am 25. Januar 2012
The author has addressed an issue that is rarely dealt with: the feelings and the behaviour of the violent-tempered. For psychologist, sociologist and psychotherapist Theodor Itten there are many ways of approaching this common, yet up to now scientifically sparsely explored, problem. He interviewed 600 people, some by phone, others on the street, on all possible aspects of rage, placing importance on the perspective of the aggressor as well as of the victim. The author has done research in the history of civilization and points out how rage has manifested itself throughout the ages. In addition ' thinking in terms of depth psychology ' he explains the predicament of patients and comments on the results of studies in neuroscience.
Itten outlines four basic hypotheses that describe rage in its function. According to these, rage has to do with exercising power, with the issue of diffuse psychosocial identity and the search for stability, with feelings of inferiority, and with the need for catharsis because feelings cannot be adequately expressed.
Based on these hypotheses, the author describes various scenarios involving rage. The deceptive idea on the part of affected persons that they could 'express' feelings through an outburst of rage dominates over and over again in the scenarios, whereas, according to Itten, feelings are basically just being disguised. One source of information to illustrate this is Temple Grandin's, the famous autistic's, self-characterization. Since Grandin was not aware of her feelings and could not express them, she reacted to every experience of frustration with an outburst of rage. It was not until she discovered that she could cry instead that she started being aware of feelings of sadness. From that moment on her attacks of rage disappeared.
The chapter on the 'psychotherapy' of rage shows, however, that focusing on just one emotion (combined with a 'typical' behaviour pattern) has its limits ' namely then, when one tries to wrench this emotion or the behaviour out of the context of a network of personality-environmental variables. When the author describes therapeutic approaches, then psychotic individuals, borderline disorders, character pathologies and neurotic problems come under fire. Subsequently, his four basic hypotheses become blurred because, evidently, different functions prevail in each type of pathology.
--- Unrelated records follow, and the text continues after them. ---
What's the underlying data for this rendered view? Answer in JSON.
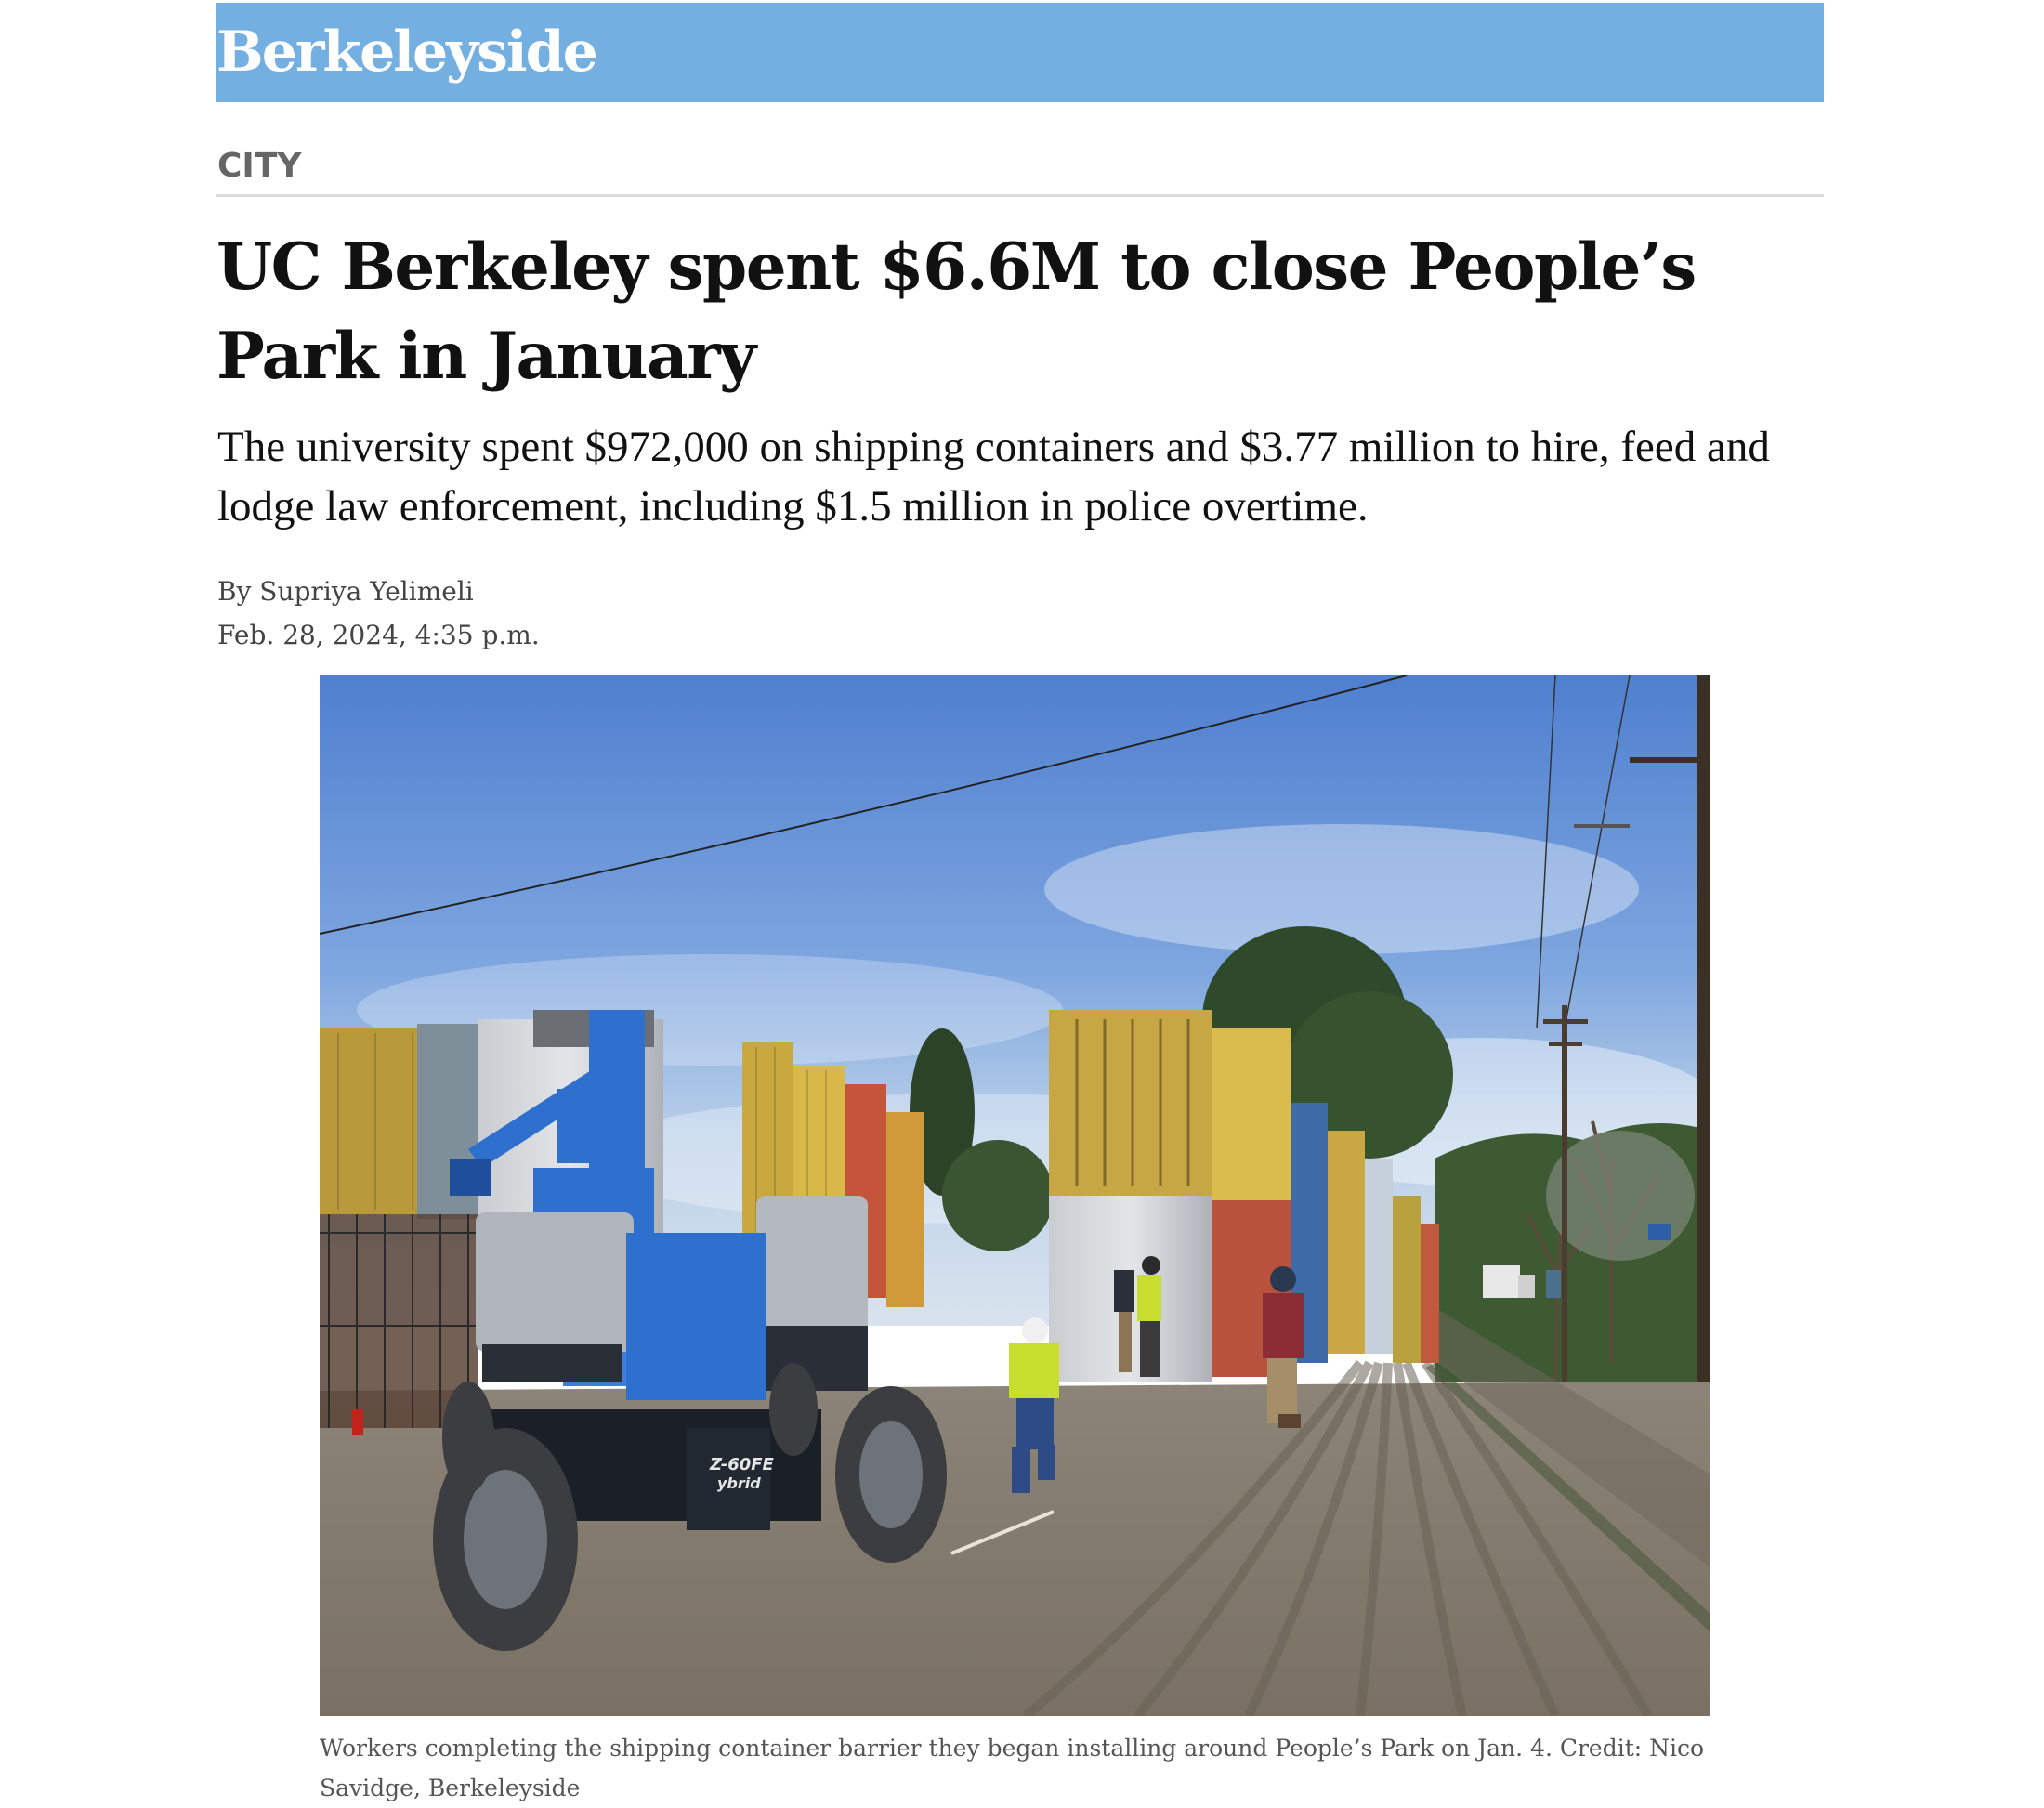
{
  "masthead": {
    "logo": "Berkeleyside",
    "color": "#74afe2"
  },
  "article": {
    "section": "CITY",
    "headline": "UC Berkeley spent $6.6M to close People’s Park in January",
    "dek": "The university spent $972,000 on shipping containers and $3.77 million to hire, feed and lodge law enforcement, including $1.5 million in police overtime.",
    "byline": "By Supriya Yelimeli",
    "date": "Feb. 28, 2024, 4:35 p.m.",
    "photo": {
      "machine_label_1": "Z-60FE",
      "machine_label_2": "ybrid",
      "caption": "Workers completing the shipping container barrier they began installing around People’s Park on Jan. 4. Credit: Nico Savidge, Berkeleyside"
    }
  }
}
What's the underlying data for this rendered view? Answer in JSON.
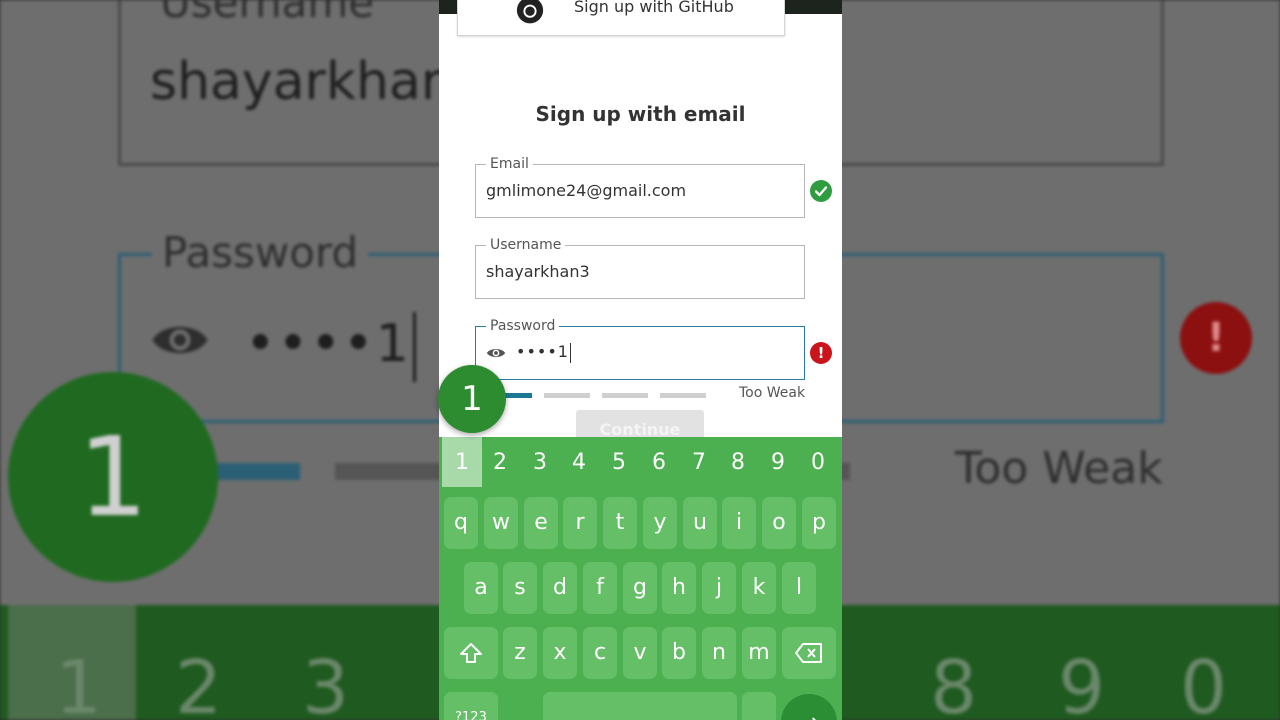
{
  "background": {
    "username_label": "Username",
    "username_value": "shayarkhan3",
    "password_label": "Password",
    "password_value": "••••1",
    "alert_glyph": "!",
    "badge_number": "1",
    "strength_text": "Too Weak",
    "digits": [
      "1",
      "2",
      "3",
      "4",
      "5",
      "6",
      "7",
      "8",
      "9",
      "0"
    ]
  },
  "signup": {
    "github_label": "Sign up with GitHub",
    "section_title": "Sign up with email",
    "email": {
      "label": "Email",
      "value": "gmlimone24@gmail.com",
      "status_icon": "check-circle-icon"
    },
    "username": {
      "label": "Username",
      "value": "shayarkhan3"
    },
    "password": {
      "label": "Password",
      "value": "••••1",
      "status_icon": "error-icon",
      "status_glyph": "!"
    },
    "strength": {
      "text": "Too Weak",
      "filled_segments": 1,
      "total_segments": 4
    },
    "continue_label": "Continue"
  },
  "keyboard": {
    "numbers": [
      "1",
      "2",
      "3",
      "4",
      "5",
      "6",
      "7",
      "8",
      "9",
      "0"
    ],
    "active_number": "1",
    "row1": [
      "q",
      "w",
      "e",
      "r",
      "t",
      "y",
      "u",
      "i",
      "o",
      "p"
    ],
    "row2": [
      "a",
      "s",
      "d",
      "f",
      "g",
      "h",
      "j",
      "k",
      "l"
    ],
    "row3": [
      "z",
      "x",
      "c",
      "v",
      "b",
      "n",
      "m"
    ],
    "symbols_label": "?123"
  },
  "overlay_badge": "1",
  "colors": {
    "keyboard_green": "#4caf50",
    "key_green": "#64bf66",
    "focus_blue": "#2a7da1",
    "ok_green": "#2e9d3f",
    "error_red": "#c9151b"
  }
}
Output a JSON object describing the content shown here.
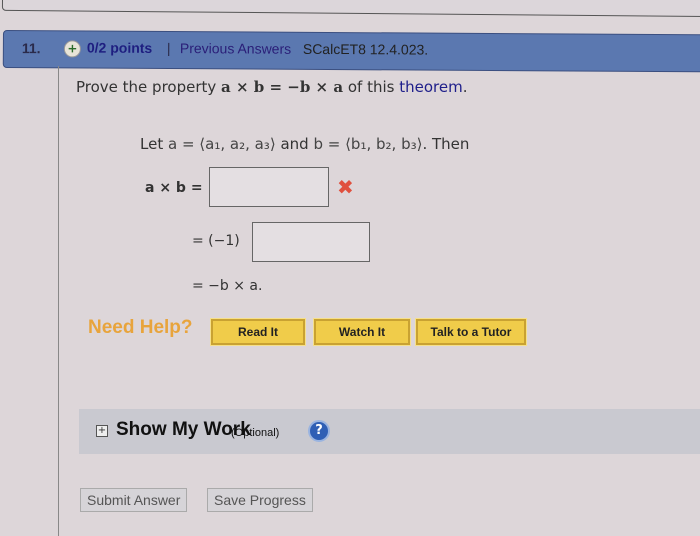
{
  "question": {
    "number": "11.",
    "status_icon": "plus-circle-icon",
    "points": "0/2 points",
    "separator": "|",
    "previous_answers": "Previous Answers",
    "code": "SCalcET8 12.4.023."
  },
  "prompt": {
    "prefix": "Prove the property ",
    "formula": "a × b = −b × a",
    "middle": " of this ",
    "link": "theorem",
    "suffix": "."
  },
  "setup": {
    "let": "Let ",
    "a_def": "a = ⟨a₁, a₂, a₃⟩",
    "and": " and ",
    "b_def": "b = ⟨b₁, b₂, b₃⟩",
    "then": ". Then"
  },
  "steps": [
    {
      "label": "a × b =",
      "value": "",
      "status": "incorrect",
      "status_icon": "x-icon"
    },
    {
      "label": "= (−1)",
      "value": ""
    },
    {
      "label": "= −b × a."
    }
  ],
  "help": {
    "label": "Need Help?",
    "buttons": [
      "Read It",
      "Watch It",
      "Talk to a Tutor"
    ]
  },
  "show_my_work": {
    "expand_icon": "plus-box-icon",
    "title": "Show My Work",
    "optional": "(Optional)",
    "help_icon": "question-icon",
    "help_glyph": "?"
  },
  "actions": {
    "submit": "Submit Answer",
    "save": "Save Progress"
  },
  "colors": {
    "header_bg": "#5b78b0",
    "need_help": "#e8a43c",
    "help_button": "#f0cc4a",
    "incorrect": "#e0503e",
    "link": "#1e1e8a"
  }
}
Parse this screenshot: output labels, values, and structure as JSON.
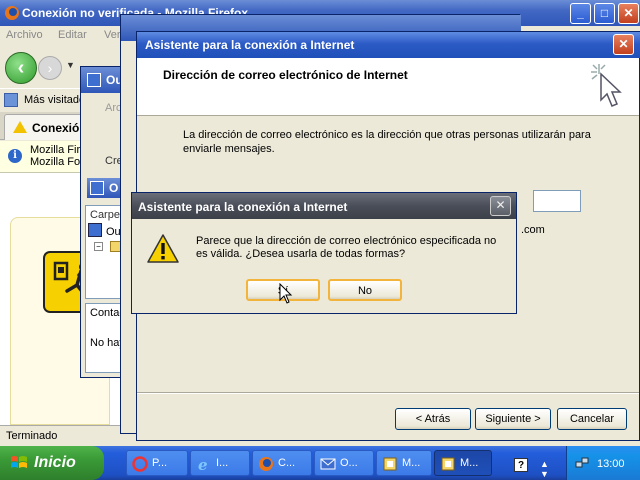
{
  "firefox": {
    "title": "Conexión no verificada - Mozilla Firefox",
    "menu": [
      "Archivo",
      "Editar",
      "Ver"
    ],
    "bookmark_label": "Más visitados",
    "tab_label": "Conexión",
    "infobar_line1": "Mozilla Fire",
    "infobar_line2": "Mozilla Fou",
    "status": "Terminado"
  },
  "outlook": {
    "title": "Ou",
    "menu_item": "Arc",
    "create_label": "Cre",
    "subwindow_title": "O",
    "folders_header": "Carpet",
    "folder_item": "Ou",
    "contacts_header": "Contac",
    "contacts_empty": "No hay"
  },
  "wizard": {
    "title": "Asistente para la conexión a Internet",
    "header_title": "Dirección de correo electrónico de Internet",
    "description": "La dirección de correo electrónico es la dirección que otras personas utilizarán para enviarle mensajes.",
    "email_value": "",
    "domain_suffix": ".com",
    "back_button": "< Atrás",
    "next_button": "Siguiente >",
    "cancel_button": "Cancelar"
  },
  "dialog": {
    "title": "Asistente para la conexión a Internet",
    "message": "Parece que la dirección de correo electrónico especificada no es válida. ¿Desea usarla de todas formas?",
    "yes_button": "Sí",
    "no_button": "No"
  },
  "taskbar": {
    "start_label": "Inicio",
    "buttons": [
      "P...",
      "I...",
      "C...",
      "O...",
      "M...",
      "M..."
    ],
    "clock": "13:00"
  },
  "colors": {
    "xp_blue": "#2f57b8",
    "start_green": "#3a9a36",
    "warning_yellow": "#f6d000",
    "dialog_title_gray": "#4a4e58"
  }
}
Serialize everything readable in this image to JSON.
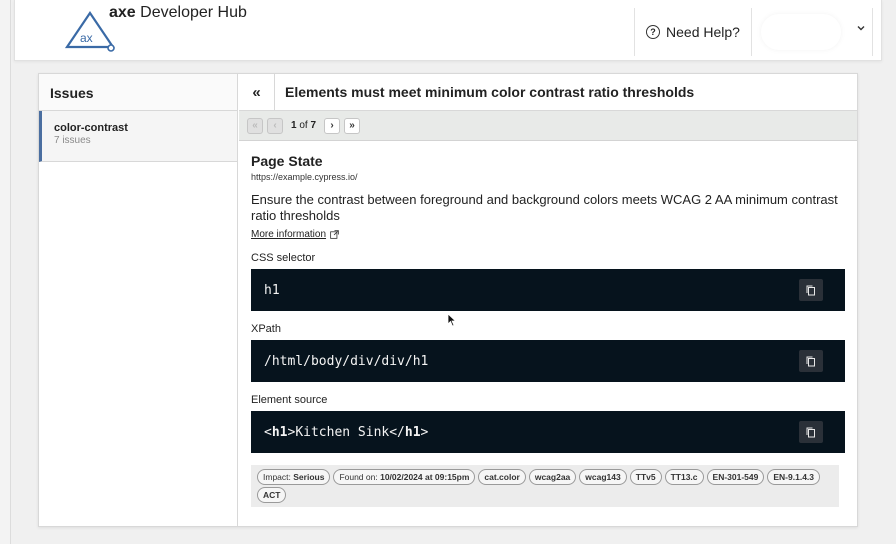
{
  "header": {
    "brand": "axe",
    "product": "Developer Hub",
    "help_label": "Need Help?"
  },
  "sidebar": {
    "heading": "Issues",
    "items": [
      {
        "name": "color-contrast",
        "count": "7 issues"
      }
    ]
  },
  "issue": {
    "title": "Elements must meet minimum color contrast ratio thresholds",
    "pager": {
      "current": "1",
      "of": "of",
      "total": "7"
    },
    "page_state_title": "Page State",
    "url": "https://example.cypress.io/",
    "description": "Ensure the contrast between foreground and background colors meets WCAG 2 AA minimum contrast ratio thresholds",
    "more_info": "More information",
    "css_selector_label": "CSS selector",
    "css_selector": "h1",
    "xpath_label": "XPath",
    "xpath": "/html/body/div/div/h1",
    "element_source_label": "Element source",
    "element_source": {
      "open": "<",
      "tag": "h1",
      "close": ">",
      "text": "Kitchen Sink",
      "end_open": "</",
      "end_tag": "h1",
      "end_close": ">"
    },
    "tags": [
      {
        "label": "Impact:",
        "value": "Serious"
      },
      {
        "label": "Found on:",
        "value": "10/02/2024 at 09:15pm"
      },
      {
        "label": "",
        "value": "cat.color"
      },
      {
        "label": "",
        "value": "wcag2aa"
      },
      {
        "label": "",
        "value": "wcag143"
      },
      {
        "label": "",
        "value": "TTv5"
      },
      {
        "label": "",
        "value": "TT13.c"
      },
      {
        "label": "",
        "value": "EN-301-549"
      },
      {
        "label": "",
        "value": "EN-9.1.4.3"
      },
      {
        "label": "",
        "value": "ACT"
      }
    ]
  },
  "colors": {
    "code_bg": "#06131d",
    "accent": "#4a6ea0"
  },
  "icons": [
    "ax-logo-icon",
    "help-circle-icon",
    "chevron-down-icon",
    "collapse-icon",
    "first-page-icon",
    "prev-page-icon",
    "next-page-icon",
    "last-page-icon",
    "external-link-icon",
    "copy-icon",
    "mouse-cursor-icon"
  ]
}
All the same, Itten's book is very interesting reading. It is written in a lively style and replete with information about people known to us from literature and the history of civilization.